This software also allows companies of any size to take a more incremental approach. For larger companies, an incremental approach may spread capital expenditure or enable them to bring divisions or plants online based on business needs.
Likewise, smaller companies may adopt modular, configurable Industry 4.0 technologies to address a specific need, gain control of data or a specific process, or as part of a "pay as you go" technology investment strategy.
Regardless of the size of the manufacturing enterprise, today’s IIoT best practices are instructive: get into the game and start somewhere, as the benefits outweigh the risks and justify the return on investment.
There are many types of Industry 4.0 technologies that companies of all sizes can use quickly and with impressive results:
Cloud computing significantly reduces or eliminates the need for in-house IT. It helps enable the convergence of IT and OT and reduces storage and IT infrastructure costs.
But its most significant benefit is in its ability to power advanced smart manufacturing platforms with immense flexibility. It’s also capable of handling large quantities of data required for advanced analytics platforms.
Cyber-physical systems are the next step in machine automation. Most are familiar with physical actions being triggered by electronic signals, and this action may be a single simple solenoid or actuator on a machine.
Cyber-physical systems represent the full integration of mechanical and electronic action. The mechanical elements of equipment, software, and electronics are intertwined so that these systems can be managed as a single unit instead of simply being connected. They’re controlled by algorithms that work across all three system elements.
AI is an advanced type of computing that moves computers from calculating and organizing to mimicking human intelligence. These systems can undertake problem-solving, perform tasks, and improve performance based on collected data.
IIoT is the collection of devices, sensors, edge computing, and other control systems that connect machines and equipment to a cloud-based analytics engine. This provides actionable insights that enable process improvement and optimization, higher quality, and in some industries, the reality of "lights-out" manufacturing.
All these technologies enhance operations and optimize processes. However, a smart manufacturing platform is the most flexible and accessible Industry 4.0 technology that both large and small companies can acquire.
A smart manufacturing platform can include many Industry 4.0 technologies like powerful analytics, cloud computing, advanced machine learning algorithms, and AI. It can connect to IIoT-enabled equipment to manage a connected factory and power and manage cyber-physical systems in a smart factory.
Such a solution caters to manufacturers of all sizes. Large companies using smart manufacturing software benefit from massive data to optimize their processes and control cost and quality. SMBs can pick the low-hanging fruit and tackle their most pressing process issues first as they conduct a more incremental approach.

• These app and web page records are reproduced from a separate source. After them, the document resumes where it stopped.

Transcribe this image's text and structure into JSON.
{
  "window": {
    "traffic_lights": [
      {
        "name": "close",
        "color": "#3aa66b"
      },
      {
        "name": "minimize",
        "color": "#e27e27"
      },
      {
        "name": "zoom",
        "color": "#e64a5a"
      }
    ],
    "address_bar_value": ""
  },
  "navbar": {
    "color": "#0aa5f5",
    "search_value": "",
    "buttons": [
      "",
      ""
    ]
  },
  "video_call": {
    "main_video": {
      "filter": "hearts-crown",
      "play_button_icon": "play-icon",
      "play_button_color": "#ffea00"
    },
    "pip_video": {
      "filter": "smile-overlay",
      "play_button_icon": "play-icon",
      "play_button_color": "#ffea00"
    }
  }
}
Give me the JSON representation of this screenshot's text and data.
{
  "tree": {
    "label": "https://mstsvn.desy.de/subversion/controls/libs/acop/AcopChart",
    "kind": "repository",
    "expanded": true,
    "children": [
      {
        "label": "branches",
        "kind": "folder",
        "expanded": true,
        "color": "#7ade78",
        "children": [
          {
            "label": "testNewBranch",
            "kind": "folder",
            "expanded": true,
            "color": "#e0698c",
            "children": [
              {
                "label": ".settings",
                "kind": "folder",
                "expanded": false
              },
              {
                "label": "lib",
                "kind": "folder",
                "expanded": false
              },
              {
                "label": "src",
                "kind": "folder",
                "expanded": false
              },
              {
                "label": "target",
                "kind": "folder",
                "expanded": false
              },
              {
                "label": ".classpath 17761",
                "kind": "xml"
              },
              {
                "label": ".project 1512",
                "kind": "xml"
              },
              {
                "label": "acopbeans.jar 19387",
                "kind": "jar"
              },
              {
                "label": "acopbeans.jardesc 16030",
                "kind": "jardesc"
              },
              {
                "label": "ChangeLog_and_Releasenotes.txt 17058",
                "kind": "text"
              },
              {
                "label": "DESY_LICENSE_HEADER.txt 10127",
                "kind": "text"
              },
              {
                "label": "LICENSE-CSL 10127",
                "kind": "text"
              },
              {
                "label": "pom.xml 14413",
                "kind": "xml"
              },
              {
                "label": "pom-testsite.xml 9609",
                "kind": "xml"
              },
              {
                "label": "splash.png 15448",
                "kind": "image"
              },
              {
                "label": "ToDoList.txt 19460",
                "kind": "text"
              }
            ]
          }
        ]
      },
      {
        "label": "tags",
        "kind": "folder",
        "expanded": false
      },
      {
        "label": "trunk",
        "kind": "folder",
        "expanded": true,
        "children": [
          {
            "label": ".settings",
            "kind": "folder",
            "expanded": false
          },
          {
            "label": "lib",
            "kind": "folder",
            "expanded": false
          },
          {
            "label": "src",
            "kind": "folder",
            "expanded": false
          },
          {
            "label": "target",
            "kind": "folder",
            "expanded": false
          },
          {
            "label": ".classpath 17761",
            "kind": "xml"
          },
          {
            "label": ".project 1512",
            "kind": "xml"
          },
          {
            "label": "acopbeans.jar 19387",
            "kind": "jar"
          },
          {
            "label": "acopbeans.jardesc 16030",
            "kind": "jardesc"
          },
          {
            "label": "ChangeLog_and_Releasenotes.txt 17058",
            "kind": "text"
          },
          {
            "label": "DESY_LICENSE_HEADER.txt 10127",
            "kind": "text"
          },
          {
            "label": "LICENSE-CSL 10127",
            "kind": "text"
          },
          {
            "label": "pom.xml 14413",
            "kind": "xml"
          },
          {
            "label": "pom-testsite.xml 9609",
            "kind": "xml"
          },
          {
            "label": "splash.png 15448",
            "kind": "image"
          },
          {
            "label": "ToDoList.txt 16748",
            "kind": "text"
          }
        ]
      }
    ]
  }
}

Smart manufacturing doesn't have to be a huge, expensive undertaking. For example, with the Plex Smart Manufacturing Platform your entry point can be almost anywhere. The platform is modular, and companies can apply a range of capabilities to address their most pressing issues first.
This flexibility means companies have more accessible and faster onramps at cost-effective entry points. A smaller company may want to pursue only production monitoring, while a larger enterprise may look to massive data streams to optimize all processes through a manufacturing execution system (MES).
As a decision maker, the choice to deploy Industry 4.0 technologies may be all-in or incremental. But with available platforms, it should never be to take a pass and stand still and wait. Whether you go big or go small, the time to get going is right now.
Dig deeper and plan your IIoT strategy with help from The Beginners Guide to IIoT.